Date: March 1, 1982
Creator: Schwab, G.E.; Summers, W.K.; Colpitts, R.M. Jr.; Teuten, C.E. & Young, W.K.
Partner: UNT Libraries Government Documents Department

DEVELOPMENT OF CONTINUOUS SOLVENT EXTRACTION PROCESSES FOR COAL DERIVED CARBON PRODUCTS

Description: The purpose of this DOE-funded effort is to develop continuous processes for solvent extraction of coal for the production of carbon products. The largest applications are those which support metals smelting, such as anodes for aluminum smelting and electrodes for arc furnaces. Other carbon products include materials used in creating fuels for the Direct Carbon Fuel Cell, metals smelting, especially in the aluminum and steel industries, as well as porous carbon structural material referred to as ''carbon foam'' and carbon fibers. During this reporting period, coking and composite fabrication continued using coal-derived samples. These samples were tested in direct carbon fuel cells. Methodology was refined for determining the aromatic character of hydro treated liquid, based on Nuclear Magnetic Resonance (NMR) and Fourier Transform Infrared (FTIR). Tests at GrafTech International showed that binder pitches produced using the WVU solvent extraction protocol can result in acceptable graphite electrodes for use in arc furnaces. These tests were made at the pilot scale.
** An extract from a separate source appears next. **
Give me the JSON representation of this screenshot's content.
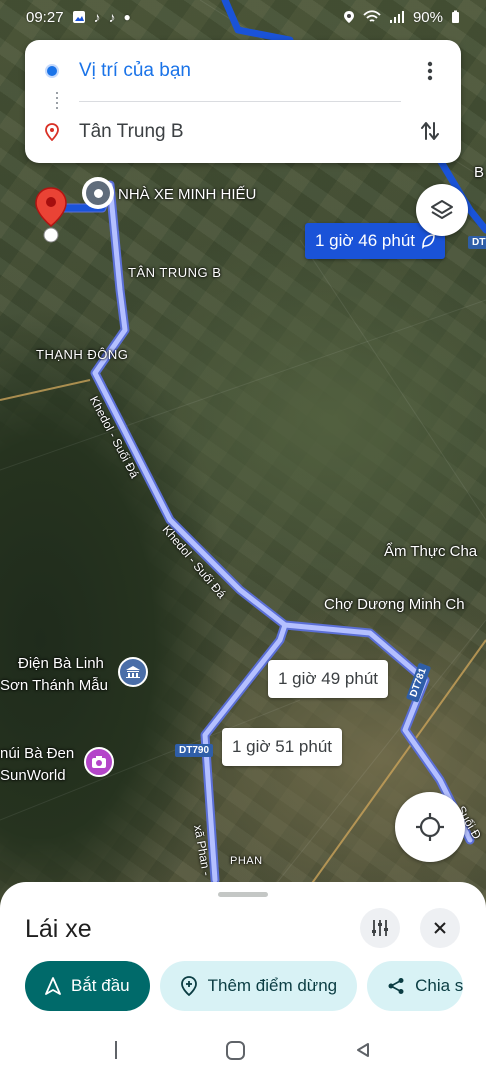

Date: May 12, 2006
Creator: Kennel, Elliot B.; Bergen, R. Michael; Carpenter, Stephen P.; Dadyburjor, Dady; Katakdaunde, Manoj; Magean, Liviu et al.
Partner: UNT Libraries Government Documents Department